This morning, Interim President Hunter R. Rawlings abused his position as president to send an email about graduate students to the whole community in order to sway public opinion in a debate wholly concerning graduate students. His conduct is unbecoming of the Office of the President, is detrimental to the community as a whole and sets a dangerous precedent for using the Office to meddle in the internal affairs of students. I hope that the student body and especially the Presidential Search Committee understands the gravity of these issues, and selects a president who shows greater circumspection, restraint and care for the community than Rawlings did this morning.

The unionization of graduate students has both positive and negative aspects. Though an undergraduate, I have talked with many graduate students who are both for and against unionization. The decision to unionize is theirs and theirs alone regardless of my personal opinion or the opinion of President Rawlings. The election, as Rawlings points out, is only for graduate students. I may not, he may not, and a vast majority of people who received his email cannot and should not make this decision for graduate students.

Yet President Rawlings thought that it was appropriate to send a biased communication regarding only the negatives of unionization to the whole community. At best, this propaganda should have been sent only to those making the decision: graduate students. Yet in order to pressure and isolate graduate students he abused his position to attempt to sway the opinions of the whole community. This is dangerous. This says to the rest of the community that if you attempt to do anything the President does not like, they will isolate you, disparage you, and attempt to turn the rest of the community against you. These are the same tactics used by then-President Perkins to prevent the formation of Black Students United and the Africana Center in the 1960s. Interim President Rawlings’ actions are similarly reprehensible and antithetical to the caring community Cornell claims to foster.
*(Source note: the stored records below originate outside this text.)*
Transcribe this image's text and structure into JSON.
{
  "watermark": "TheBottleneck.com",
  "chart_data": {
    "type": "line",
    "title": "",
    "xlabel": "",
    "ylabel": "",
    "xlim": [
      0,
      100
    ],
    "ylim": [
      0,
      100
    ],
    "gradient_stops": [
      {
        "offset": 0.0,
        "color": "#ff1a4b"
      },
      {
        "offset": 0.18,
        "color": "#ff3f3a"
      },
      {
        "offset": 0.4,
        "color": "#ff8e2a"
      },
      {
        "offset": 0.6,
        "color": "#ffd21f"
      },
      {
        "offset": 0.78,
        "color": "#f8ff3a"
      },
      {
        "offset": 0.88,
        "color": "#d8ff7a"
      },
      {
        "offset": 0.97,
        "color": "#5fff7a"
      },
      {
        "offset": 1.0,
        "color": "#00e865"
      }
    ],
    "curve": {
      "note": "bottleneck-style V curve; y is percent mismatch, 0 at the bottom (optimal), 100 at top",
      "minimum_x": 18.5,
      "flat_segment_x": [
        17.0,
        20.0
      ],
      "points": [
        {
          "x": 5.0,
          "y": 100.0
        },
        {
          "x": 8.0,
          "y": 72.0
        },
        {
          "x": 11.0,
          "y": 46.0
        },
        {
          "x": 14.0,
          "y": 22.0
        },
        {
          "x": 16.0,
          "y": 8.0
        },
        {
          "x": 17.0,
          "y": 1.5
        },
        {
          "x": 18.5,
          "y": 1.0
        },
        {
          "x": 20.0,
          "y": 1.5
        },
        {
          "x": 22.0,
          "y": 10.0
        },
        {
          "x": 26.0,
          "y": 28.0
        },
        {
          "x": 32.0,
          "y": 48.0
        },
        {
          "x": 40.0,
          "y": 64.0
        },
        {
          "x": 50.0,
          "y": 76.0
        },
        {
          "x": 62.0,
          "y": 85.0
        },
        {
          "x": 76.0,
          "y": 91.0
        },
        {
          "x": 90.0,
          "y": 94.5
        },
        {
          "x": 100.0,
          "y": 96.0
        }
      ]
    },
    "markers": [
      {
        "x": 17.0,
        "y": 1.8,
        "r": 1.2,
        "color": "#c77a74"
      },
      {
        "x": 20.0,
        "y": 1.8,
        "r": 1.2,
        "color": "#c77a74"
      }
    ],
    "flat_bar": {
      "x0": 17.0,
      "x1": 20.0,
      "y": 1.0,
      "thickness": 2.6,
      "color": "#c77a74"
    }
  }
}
And this is most importantly a threat to the academic freedom that is a cornerstone of this institution. President Rawlings used his position to privilege one side of an argument. Graduate students in favor of unionization cannot send an email to the whole community regarding the benefits of unionization, and President Rawlings knows this. By sending this email, he is guaranteed to “poison the well” and unfairly shape the debate around this issue. Though disguised as information, this is little more than propaganda. If President Rawlings was truly interested in informing the community about the debate, he would have talked about them in the email or allow the Cornell Graduate Student Union to send a similar email to the whole community. Instead, in order to deflect this criticism, he gives two links to places where people can “learn more”. Both links offer nothing but more links, which lead to more links — a labyrinth of information that makes finding this information difficult, perhaps intentionally so.

This usage of the mass email system as President Rawlings did today is a stain on the Office of the President. Regardless of our personal opinions on unionization as undergraduates, faculty, or staff, this is a matter for graduate students to decide. President Rawlings’ actions are an insult to our intelligence and transparent propaganda. As students, we should ask for better of our president, and hopefully the Presidential Search Committee will give us better. In the meantime, I hope President Rawlings takes steps to rectify the damage he has done to the community and the reputation of Office of the President.

Christian Brickhouse ’17